  2. The 75% target for compliance with break must be calculated by the trust with reference to actual recorded data for each duty period worked during monitoring. It was reasonable for the Trust to presume that a doctor who worked the shift but failed to submit their timesheet was able to take the required breaks and worked in line with the rota. However, it was not reasonable to make the same presumption about doctors who did not work the hours due to sickness absence or annual leave
  3. The proper interpretation of H’s contract required that, unless an employer sets rates which are higher than 75%, and unless the rates are deemed to be unrepresentative, a monitoring round will be valid where both:
    1. at least 75% of all doctors in training in each rota or shift participating in the monitoring round have returned some recorded data
    2. data has been returned for at least 75% of the duty periods actually worked during the monitoring period (as opposed to duty periods expected to be worked based on the rota template) regardless of which doctors return the data. It was not correct to include shifts not worked due to sickness or annual leave as a nil return.

Based on the above, the first monitoring round should have returned a result of non-compliance with the break requirement, and therefore triggered the band 3 pay supplement.

Had the trust complied with the requirements set out above at paragraph 3, the second monitoring exercise would have been valid and should have returned a result of non-compliance with the natural break requirement, and therefore triggered the band 3 pay supplement.

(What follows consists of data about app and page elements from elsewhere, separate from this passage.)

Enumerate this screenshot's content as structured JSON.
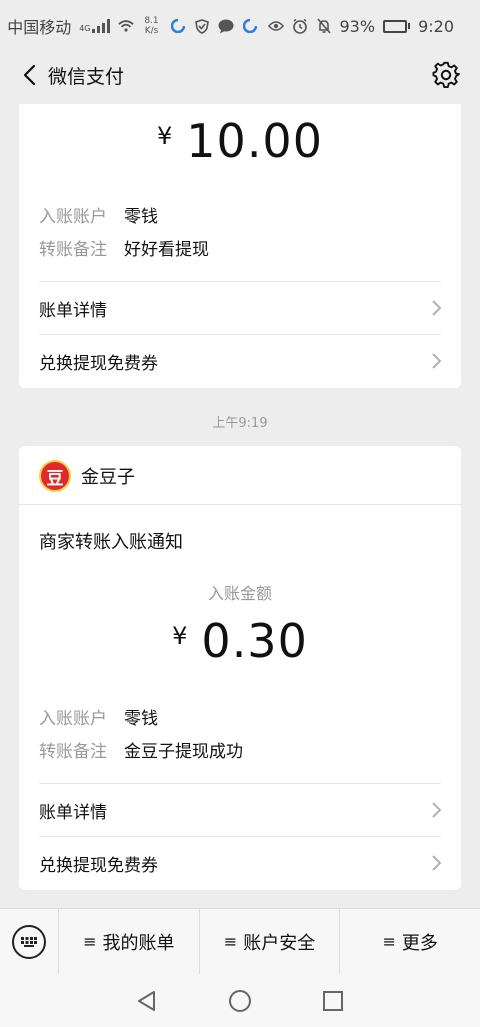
{
  "status": {
    "carrier": "中国移动",
    "network": "4G",
    "speed": "8.1 K/s",
    "battery": "93%",
    "battery_level": 0.93,
    "time": "9:20"
  },
  "nav": {
    "title": "微信支付"
  },
  "card1": {
    "currency": "¥",
    "amount": "10.00",
    "rows": [
      {
        "label": "入账账户",
        "value": "零钱"
      },
      {
        "label": "转账备注",
        "value": "好好看提现"
      }
    ],
    "links": [
      {
        "label": "账单详情"
      },
      {
        "label": "兑换提现免费券"
      }
    ]
  },
  "timestamp": "上午9:19",
  "card2": {
    "merchant_logo_text": "豆",
    "merchant": "金豆子",
    "notice_title": "商家转账入账通知",
    "amount_label": "入账金额",
    "currency": "¥",
    "amount": "0.30",
    "rows": [
      {
        "label": "入账账户",
        "value": "零钱"
      },
      {
        "label": "转账备注",
        "value": "金豆子提现成功"
      }
    ],
    "links": [
      {
        "label": "账单详情"
      },
      {
        "label": "兑换提现免费券"
      }
    ]
  },
  "tabbar": {
    "items": [
      {
        "glyph": "≡",
        "label": "我的账单"
      },
      {
        "glyph": "≡",
        "label": "账户安全"
      },
      {
        "glyph": "≡",
        "label": "更多"
      }
    ]
  }
}
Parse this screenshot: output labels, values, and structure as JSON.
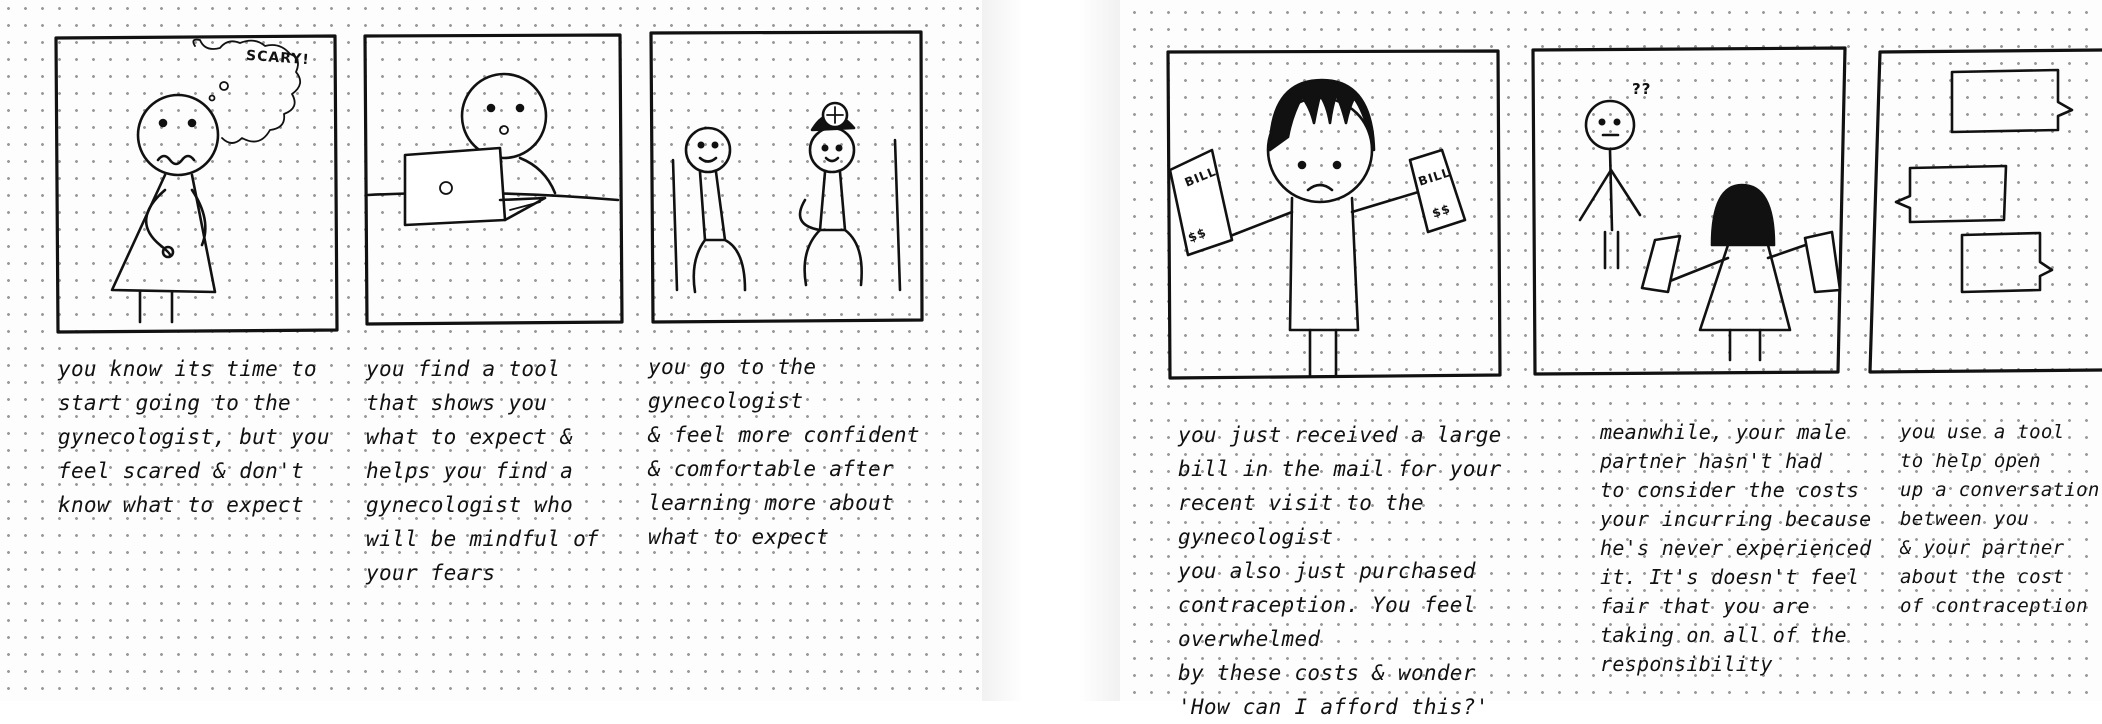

What does this mean in practice for NHS trusts?

  • Monitoring rounds must use actual recorded data for each duty period worked during the monitoring round, as opposed to the expected data shown on the rota or any artificially produced data (save where a doctor has actually worked a duty period and has failed to submit a return for that duty period)
  • A monitoring round will be valid where at least 75% of all doctors in training in each rota or shift participating in the monitoring round have returned some recorded data, and data has been returned for at least 75% of the duty periods actually worked during the monitoring period (as opposed to duty periods expected to be worked based on the rota template)
  • A breach of contract claim in the civil courts must be made within six years from the date of such breach. Therefore, if this decision is not successfully appealed to the Supreme Court, there is significant scope for it to open the door for junior doctors to seek compensation for non-compliant rotas worked over the last six years